• **Web page and app entries**
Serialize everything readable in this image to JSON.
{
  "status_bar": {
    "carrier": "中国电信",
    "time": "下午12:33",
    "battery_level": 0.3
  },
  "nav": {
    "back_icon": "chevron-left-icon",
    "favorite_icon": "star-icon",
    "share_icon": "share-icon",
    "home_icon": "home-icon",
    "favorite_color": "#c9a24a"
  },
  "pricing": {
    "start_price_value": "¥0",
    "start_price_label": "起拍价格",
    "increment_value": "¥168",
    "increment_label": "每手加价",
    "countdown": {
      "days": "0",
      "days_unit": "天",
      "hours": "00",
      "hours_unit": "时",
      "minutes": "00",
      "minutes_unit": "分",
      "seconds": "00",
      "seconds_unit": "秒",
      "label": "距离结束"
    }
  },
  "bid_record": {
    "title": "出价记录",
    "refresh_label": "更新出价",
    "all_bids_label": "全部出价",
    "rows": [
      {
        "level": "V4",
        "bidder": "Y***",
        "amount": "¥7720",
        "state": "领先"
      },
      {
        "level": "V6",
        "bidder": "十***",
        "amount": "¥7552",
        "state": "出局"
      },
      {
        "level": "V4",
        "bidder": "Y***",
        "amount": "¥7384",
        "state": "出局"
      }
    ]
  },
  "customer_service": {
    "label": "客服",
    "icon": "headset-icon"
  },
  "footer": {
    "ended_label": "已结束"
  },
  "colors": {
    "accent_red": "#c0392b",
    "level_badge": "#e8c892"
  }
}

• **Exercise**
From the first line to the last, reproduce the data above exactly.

• **Answer box**
Serialize everything readable in this image to JSON.
{
  "status_bar": {
    "carrier": "中国电信",
    "time": "下午12:33",
    "battery_level": 0.3
  },
  "nav": {
    "back_icon": "chevron-left-icon",
    "favorite_icon": "star-icon",
    "share_icon": "share-icon",
    "home_icon": "home-icon",
    "favorite_color": "#c9a24a"
  },
  "pricing": {
    "start_price_value": "¥0",
    "start_price_label": "起拍价格",
    "increment_value": "¥168",
    "increment_label": "每手加价",
    "countdown": {
      "days": "0",
      "days_unit": "天",
      "hours": "00",
      "hours_unit": "时",
      "minutes": "00",
      "minutes_unit": "分",
      "seconds": "00",
      "seconds_unit": "秒",
      "label": "距离结束"
    }
  },
  "bid_record": {
    "title": "出价记录",
    "refresh_label": "更新出价",
    "all_bids_label": "全部出价",
    "rows": [
      {
        "level": "V4",
        "bidder": "Y***",
        "amount": "¥7720",
        "state": "领先"
      },
      {
        "level": "V6",
        "bidder": "十***",
        "amount": "¥7552",
        "state": "出局"
      },
      {
        "level": "V4",
        "bidder": "Y***",
        "amount": "¥7384",
        "state": "出局"
      }
    ]
  },
  "customer_service": {
    "label": "客服",
    "icon": "headset-icon"
  },
  "footer": {
    "ended_label": "已结束"
  },
  "colors": {
    "accent_red": "#c0392b",
    "level_badge": "#e8c892"
  }
}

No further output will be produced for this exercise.